When students have difficulty processing sensory information, they can use sensory strategies to change their engine levels. The program can be adapted for all ages and used to collaborate with students to provide a client-centered approach to treatment in a fun, interactive way.
OT Link to the Alert Program
The OT in this program used communication management, education, play and social participation as approaches in this case. The therapist consulted with the classroom teacher regarding the Alert Program and how to identify a student's needs in order to change engine level by implementing sensory strategies.
The therapist encouraged play exploration as a game in order to give the student opportunities to practice identifying engine levels using the high low chart.
After several treatment sessions the student was able to express his engine level using the face collage and attempted to change engine levels with support from the therapist.
Adapting the Alert Program was successful in teaching sensory regulation strategies. It is important to consider the child's cognitive level and expressive language abilities when trying to collaborate and adapt the program.
Also, it is important to consider whether the student is a visual learner. It seems younger students respond better to pictures to express their emotions. Once the student is able to monitor his own behavior, the student is able to demonstrate better social participation with classroom peers and friends in the community.
References available at www.advanceweb.com/OT or upon request.

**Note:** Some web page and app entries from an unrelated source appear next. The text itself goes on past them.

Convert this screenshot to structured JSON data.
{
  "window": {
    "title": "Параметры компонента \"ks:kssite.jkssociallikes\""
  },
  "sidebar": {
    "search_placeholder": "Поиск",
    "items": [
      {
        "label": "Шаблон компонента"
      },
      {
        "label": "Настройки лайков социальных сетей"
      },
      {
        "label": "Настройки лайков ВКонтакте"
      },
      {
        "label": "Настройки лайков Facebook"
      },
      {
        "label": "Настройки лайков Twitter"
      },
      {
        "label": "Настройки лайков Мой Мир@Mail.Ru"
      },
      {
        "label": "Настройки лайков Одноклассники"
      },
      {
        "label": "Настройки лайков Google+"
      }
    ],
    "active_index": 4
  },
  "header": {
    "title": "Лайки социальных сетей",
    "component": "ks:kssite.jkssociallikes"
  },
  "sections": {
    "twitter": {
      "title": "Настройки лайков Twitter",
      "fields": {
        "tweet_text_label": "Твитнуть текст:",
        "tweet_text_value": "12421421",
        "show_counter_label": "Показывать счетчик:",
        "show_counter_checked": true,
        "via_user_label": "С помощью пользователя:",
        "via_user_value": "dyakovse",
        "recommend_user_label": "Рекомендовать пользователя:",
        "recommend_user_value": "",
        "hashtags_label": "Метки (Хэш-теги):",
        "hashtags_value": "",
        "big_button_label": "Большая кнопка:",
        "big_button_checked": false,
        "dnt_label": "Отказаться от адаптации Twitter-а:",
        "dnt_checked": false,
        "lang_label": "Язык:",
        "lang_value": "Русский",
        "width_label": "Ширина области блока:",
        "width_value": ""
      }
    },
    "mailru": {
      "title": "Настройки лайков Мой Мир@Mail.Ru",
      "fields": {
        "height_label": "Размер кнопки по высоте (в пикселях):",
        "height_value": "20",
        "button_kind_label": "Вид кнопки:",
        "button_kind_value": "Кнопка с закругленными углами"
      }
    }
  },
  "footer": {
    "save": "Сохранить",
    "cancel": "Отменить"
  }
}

Beverly Motin, OTR/L, has worked for 15 years as a school-based occupational therapist who is currently working on her Post-Professional Masters in Occupational Therapy at Quinnipiac University.